(Page and application data records)
-=-=-=-=-

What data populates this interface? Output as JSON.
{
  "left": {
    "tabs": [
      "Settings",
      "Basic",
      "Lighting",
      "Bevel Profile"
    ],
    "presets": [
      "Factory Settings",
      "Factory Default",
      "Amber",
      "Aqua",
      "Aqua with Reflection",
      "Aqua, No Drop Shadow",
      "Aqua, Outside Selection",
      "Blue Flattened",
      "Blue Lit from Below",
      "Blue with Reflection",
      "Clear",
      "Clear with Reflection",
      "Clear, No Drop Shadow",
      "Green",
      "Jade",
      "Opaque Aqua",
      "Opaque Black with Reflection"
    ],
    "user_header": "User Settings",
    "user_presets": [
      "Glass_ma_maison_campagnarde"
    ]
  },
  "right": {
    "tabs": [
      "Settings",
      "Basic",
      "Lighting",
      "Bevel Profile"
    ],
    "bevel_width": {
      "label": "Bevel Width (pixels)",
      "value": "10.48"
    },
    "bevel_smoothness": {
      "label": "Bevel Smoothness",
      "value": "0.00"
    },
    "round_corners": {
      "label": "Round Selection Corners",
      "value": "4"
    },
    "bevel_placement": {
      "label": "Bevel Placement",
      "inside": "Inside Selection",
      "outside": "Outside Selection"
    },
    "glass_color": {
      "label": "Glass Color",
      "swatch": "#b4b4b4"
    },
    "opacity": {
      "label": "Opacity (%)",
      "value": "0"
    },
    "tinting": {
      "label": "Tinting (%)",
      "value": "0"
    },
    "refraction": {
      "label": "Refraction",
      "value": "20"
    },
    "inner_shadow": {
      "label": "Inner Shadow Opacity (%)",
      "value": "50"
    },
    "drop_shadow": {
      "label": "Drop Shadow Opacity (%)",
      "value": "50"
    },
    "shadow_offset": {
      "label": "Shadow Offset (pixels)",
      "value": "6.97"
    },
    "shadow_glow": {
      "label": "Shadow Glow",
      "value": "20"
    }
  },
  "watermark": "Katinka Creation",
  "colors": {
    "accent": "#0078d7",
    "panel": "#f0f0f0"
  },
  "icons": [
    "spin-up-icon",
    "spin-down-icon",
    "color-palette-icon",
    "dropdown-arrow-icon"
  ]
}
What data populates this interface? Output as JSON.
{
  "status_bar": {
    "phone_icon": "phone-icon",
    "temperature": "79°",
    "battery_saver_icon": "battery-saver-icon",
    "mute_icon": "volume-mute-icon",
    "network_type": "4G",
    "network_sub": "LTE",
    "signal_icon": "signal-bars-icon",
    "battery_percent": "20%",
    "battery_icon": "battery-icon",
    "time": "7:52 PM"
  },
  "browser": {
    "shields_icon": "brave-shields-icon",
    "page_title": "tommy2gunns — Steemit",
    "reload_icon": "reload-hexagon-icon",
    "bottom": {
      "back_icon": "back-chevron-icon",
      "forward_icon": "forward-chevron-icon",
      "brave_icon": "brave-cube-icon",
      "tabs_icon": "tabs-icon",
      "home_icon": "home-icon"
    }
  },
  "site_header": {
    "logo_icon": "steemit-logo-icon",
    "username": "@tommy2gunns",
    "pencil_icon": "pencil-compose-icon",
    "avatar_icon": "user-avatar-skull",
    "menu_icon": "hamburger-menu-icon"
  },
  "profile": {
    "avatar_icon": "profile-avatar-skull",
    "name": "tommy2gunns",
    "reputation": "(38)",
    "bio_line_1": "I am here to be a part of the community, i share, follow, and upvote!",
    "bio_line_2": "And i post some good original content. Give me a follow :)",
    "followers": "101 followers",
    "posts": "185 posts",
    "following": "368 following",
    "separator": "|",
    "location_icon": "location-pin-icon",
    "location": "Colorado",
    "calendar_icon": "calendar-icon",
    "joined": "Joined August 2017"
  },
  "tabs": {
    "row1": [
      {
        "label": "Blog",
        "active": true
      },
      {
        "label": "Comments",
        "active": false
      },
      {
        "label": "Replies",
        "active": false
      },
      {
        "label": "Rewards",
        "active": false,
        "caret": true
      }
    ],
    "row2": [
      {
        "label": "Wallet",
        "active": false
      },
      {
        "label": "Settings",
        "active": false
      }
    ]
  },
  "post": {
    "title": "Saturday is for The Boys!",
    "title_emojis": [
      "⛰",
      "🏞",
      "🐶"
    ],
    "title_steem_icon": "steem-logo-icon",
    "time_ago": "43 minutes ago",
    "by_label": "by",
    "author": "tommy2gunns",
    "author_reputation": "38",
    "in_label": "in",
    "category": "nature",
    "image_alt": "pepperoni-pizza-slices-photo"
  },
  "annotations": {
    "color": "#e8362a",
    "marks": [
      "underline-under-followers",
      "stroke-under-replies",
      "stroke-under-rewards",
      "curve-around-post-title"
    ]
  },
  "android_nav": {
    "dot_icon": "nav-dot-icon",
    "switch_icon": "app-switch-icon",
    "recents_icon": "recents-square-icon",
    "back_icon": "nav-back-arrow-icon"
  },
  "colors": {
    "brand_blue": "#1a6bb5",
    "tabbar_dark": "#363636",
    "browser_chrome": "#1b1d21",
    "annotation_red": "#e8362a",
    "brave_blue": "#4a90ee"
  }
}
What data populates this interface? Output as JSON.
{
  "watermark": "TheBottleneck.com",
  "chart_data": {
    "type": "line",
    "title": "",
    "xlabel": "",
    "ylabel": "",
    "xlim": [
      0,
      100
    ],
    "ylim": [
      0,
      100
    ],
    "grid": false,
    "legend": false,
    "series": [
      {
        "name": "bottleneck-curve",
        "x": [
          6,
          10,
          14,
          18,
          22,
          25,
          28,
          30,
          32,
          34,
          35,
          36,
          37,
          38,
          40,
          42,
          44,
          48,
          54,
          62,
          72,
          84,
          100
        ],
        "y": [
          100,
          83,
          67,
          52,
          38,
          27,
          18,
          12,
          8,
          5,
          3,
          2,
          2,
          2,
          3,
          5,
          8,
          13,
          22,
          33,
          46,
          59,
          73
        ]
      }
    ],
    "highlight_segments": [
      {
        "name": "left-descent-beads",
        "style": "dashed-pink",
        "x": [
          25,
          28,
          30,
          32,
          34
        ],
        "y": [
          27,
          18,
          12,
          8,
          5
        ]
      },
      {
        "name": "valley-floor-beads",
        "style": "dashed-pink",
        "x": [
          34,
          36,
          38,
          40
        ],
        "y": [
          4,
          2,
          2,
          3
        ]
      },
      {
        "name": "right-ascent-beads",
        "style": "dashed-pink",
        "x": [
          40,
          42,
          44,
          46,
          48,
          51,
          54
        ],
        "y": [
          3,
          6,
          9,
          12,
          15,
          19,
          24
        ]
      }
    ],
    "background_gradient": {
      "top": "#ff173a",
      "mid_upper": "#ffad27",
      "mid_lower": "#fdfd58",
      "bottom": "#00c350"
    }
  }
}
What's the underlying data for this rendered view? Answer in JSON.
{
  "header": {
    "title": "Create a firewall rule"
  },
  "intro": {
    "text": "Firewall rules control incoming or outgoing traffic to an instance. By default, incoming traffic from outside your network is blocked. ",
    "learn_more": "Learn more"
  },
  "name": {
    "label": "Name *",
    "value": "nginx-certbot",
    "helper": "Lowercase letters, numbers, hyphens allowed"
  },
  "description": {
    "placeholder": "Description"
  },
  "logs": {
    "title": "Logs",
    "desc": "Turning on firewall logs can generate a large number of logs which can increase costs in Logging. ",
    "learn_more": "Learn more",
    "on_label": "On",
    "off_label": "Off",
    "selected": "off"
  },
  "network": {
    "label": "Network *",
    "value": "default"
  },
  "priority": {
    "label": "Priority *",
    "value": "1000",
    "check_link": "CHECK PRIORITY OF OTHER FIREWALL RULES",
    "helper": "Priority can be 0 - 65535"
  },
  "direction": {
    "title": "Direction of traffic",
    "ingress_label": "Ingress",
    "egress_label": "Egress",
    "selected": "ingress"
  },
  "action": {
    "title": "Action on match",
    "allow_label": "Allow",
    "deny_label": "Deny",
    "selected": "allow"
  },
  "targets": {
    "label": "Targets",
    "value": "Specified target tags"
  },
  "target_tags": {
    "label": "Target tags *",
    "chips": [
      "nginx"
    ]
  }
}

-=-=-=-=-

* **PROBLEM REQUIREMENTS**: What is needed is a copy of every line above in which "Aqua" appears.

* **SOLUTION FOR THIS EXERCISE**:
      "Aqua",
      "Aqua with Reflection",
      "Aqua, No Drop Shadow",
      "Aqua, Outside Selection",
      "Opaque Aqua",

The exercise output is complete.